Having read the recent story regarding the closing of Obex Inc. [“Recycler, extruder Obex closing up shop,” Feb. 23, Page 4], I felt compelled to write Plastics News to share my experiences in the recycled-content product markets the last 12 years.
We manufacture a line of auto accessories and industrial spill-containment trays made from recycled/reprocessed high density polyethylene. Our marketing goals were to present a line of quality, value-added, durable products that can, in many cases, be used for environmental protection, that just happened to be made from recycled/reprocessed resin. Though success has been limited, to say the least, our products have met our goals.

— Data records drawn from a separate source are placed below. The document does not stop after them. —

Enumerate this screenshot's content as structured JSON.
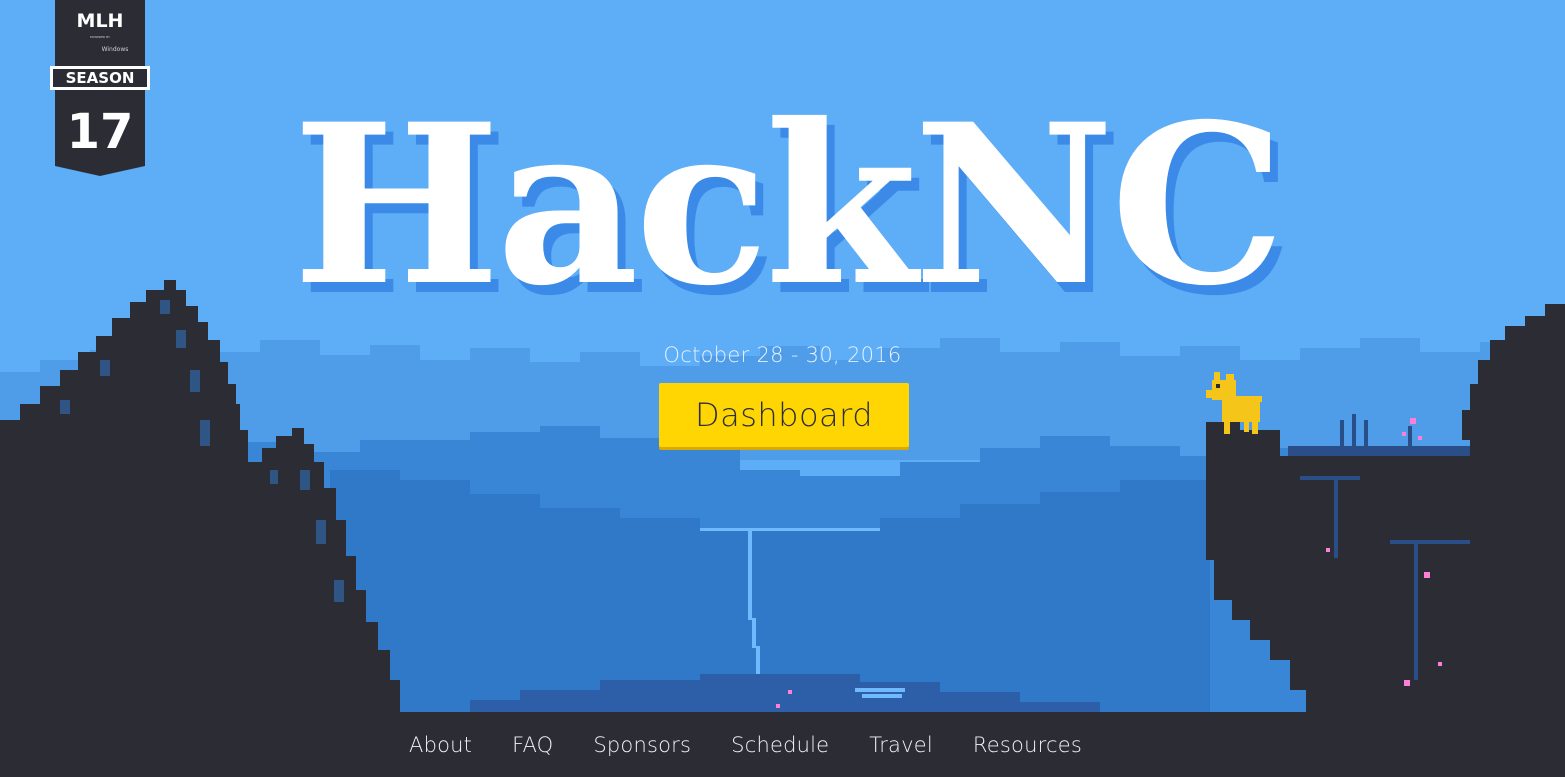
{
  "badge": {
    "org": "MLH",
    "powered_by": "POWERED BY",
    "partner": "Windows",
    "label": "SEASON",
    "number": "17"
  },
  "hero": {
    "title": "HackNC",
    "date": "October 28 - 30, 2016",
    "cta_label": "Dashboard"
  },
  "nav": {
    "items": [
      "About",
      "FAQ",
      "Sponsors",
      "Schedule",
      "Travel",
      "Resources"
    ]
  },
  "colors": {
    "sky": "#5eadf7",
    "cloud": "#4f9de8",
    "mountain": "#3a86d6",
    "valley": "#3078c8",
    "dark": "#2c2d34",
    "cta": "#ffd602",
    "mascot": "#f5c519"
  },
  "icons": [
    "mlh-logo-icon",
    "goat-mascot-icon",
    "waterfall-icon"
  ]
}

The press has been very good to our company. Many magazines, both consumer and trade, have printed press releases and done small stories on our products. The Tampa, Fla., CBS affiliate aired a news piece on our company. CNN did a story on us that ran on all its channels for a week. Parade magazine referred to us in a story on recycling. In spite of all of the publicity, business interest has been lacking.

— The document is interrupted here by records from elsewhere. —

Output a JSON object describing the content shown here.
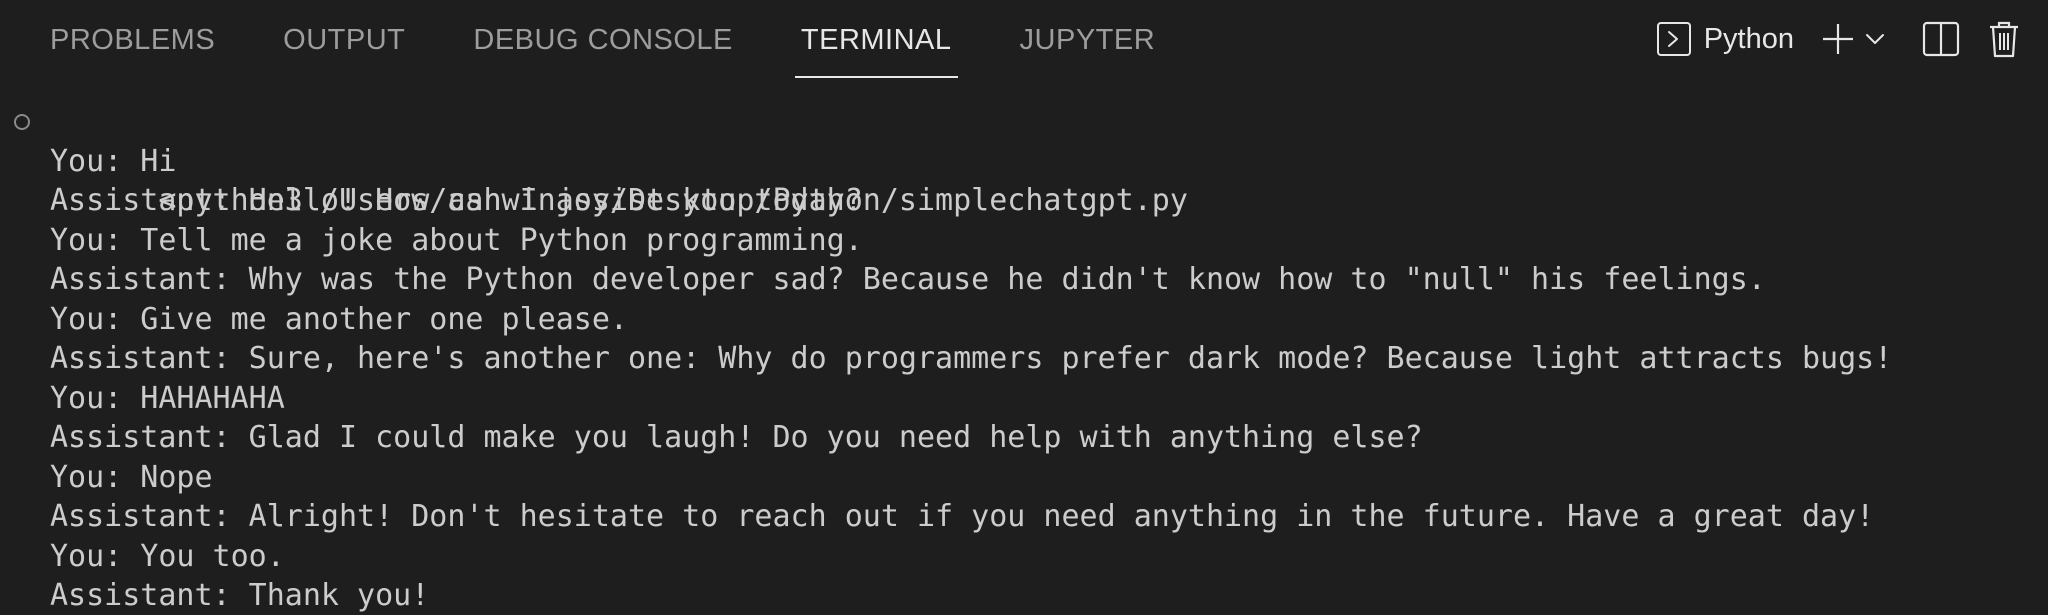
{
  "panel_tabs": [
    {
      "label": "PROBLEMS",
      "active": false
    },
    {
      "label": "OUTPUT",
      "active": false
    },
    {
      "label": "DEBUG CONSOLE",
      "active": false
    },
    {
      "label": "TERMINAL",
      "active": true
    },
    {
      "label": "JUPYTER",
      "active": false
    }
  ],
  "terminal_profile": {
    "label": "Python",
    "icon": "terminal-prompt-icon"
  },
  "actions": {
    "new_terminal_icon": "plus-icon",
    "dropdown_icon": "chevron-down-icon",
    "split_icon": "split-editor-icon",
    "kill_icon": "trash-icon"
  },
  "terminal": {
    "command_line": "<python3 /Users/ashwinjoy/Desktop/Python/simplechatgpt.py",
    "lines": [
      "You: Hi",
      "Assistant: Hello! How can I assist you today?",
      "You: Tell me a joke about Python programming.",
      "Assistant: Why was the Python developer sad? Because he didn't know how to \"null\" his feelings.",
      "You: Give me another one please.",
      "Assistant: Sure, here's another one: Why do programmers prefer dark mode? Because light attracts bugs!",
      "You: HAHAHAHA",
      "Assistant: Glad I could make you laugh! Do you need help with anything else?",
      "You: Nope",
      "Assistant: Alright! Don't hesitate to reach out if you need anything in the future. Have a great day!",
      "You: You too.",
      "Assistant: Thank you!"
    ]
  },
  "colors": {
    "background": "#1e1e1e",
    "text": "#cccccc",
    "tab_inactive": "#9d9d9d",
    "tab_active": "#e7e7e7"
  }
}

In 2000, we received the first “Creative Use” award from the Association of Postconsumer Plastic Recyclers, yet no APR member companies have shown any interest in working with us to build markets for a our products. We were part of a group of Florida plastics processors who set up a small expo in the courtyard of the state capitol. Yet, even with advance notice, no one from the state purchasing group came down to view our products. We have received nothing but resistance and apathy from the auto-makers to whom we have shown our products and marketing concept.
This letter is not intended as a “woe is me” sympathy plea. From what I continue to see, my specific experience mirrors the condition of the recycled-content industry in general.
I am left with two questions: Where are the “buy recycled” initiatives? Is the “buy recycled” campaign merely another topic that has a great deal of symbolism with little substance?
Pro-form Technologies Inc.